Wishing and complaining won't help. We owe it to ourselves to help our local and state representatives understand our wants, needs, and desires. Let us catalog who we are, agree upon needs for safety, outline our likes in new features for small structures, and affect change through legal means within the system. Let us look at existing standards and define what makes a tiny house different from larger model homes currently accepted as a "good enough" minimum in size and standard. Let us applaud this revolutionary shift in thinking, and show how bigger isn't necessarily better when carried on the shoulders of a collapsing middle class society in a shrinking global economy.
There's a growing gap between the minimum sizes and standards required by many municipalities, and the adapted interests in more minimal living as represented by the tiny house community. Its true, we have our easily identified icons and online advocates, though we lack a larger voice that speaks on behalf of the greater good.
Let us do more than just sit, smile, and enjoy the show. We have genuine needs and interests, and must demand more than the false hope promoted by those who continually cash in on the tiny house trend.
My goal is to understand the existing requirements and find ways to design small homes that legally live within the prescriptive guidelines. Further, I hope to help foster change where outdated codes and overly restrictive zoning regulations limit our right to live in smaller homes in communities or private land.
Public safety concerns always add a layer of complexity and will maintain a form of restriction. However, if our proposed practices do not pose harm to ourselves or others, what's the big issue about a tiny house?
In the end, we have our rights, and must fight for our freedom.
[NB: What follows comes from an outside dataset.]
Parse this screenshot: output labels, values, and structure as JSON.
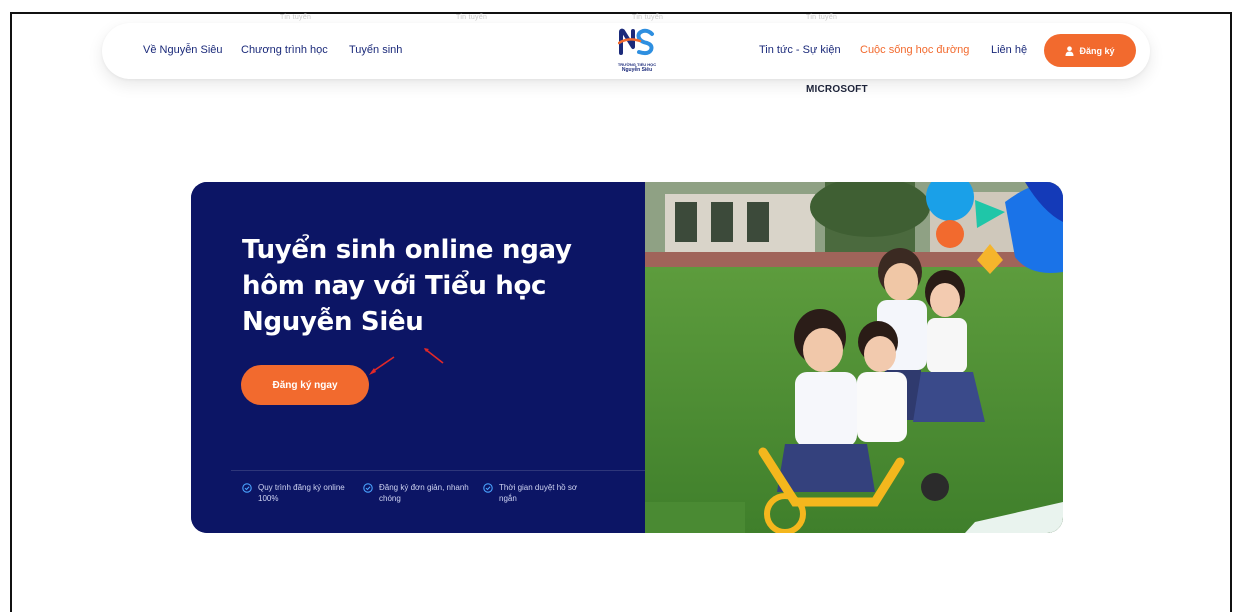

Join us in this time of change, or merely wish us luck with this ongoing challenge!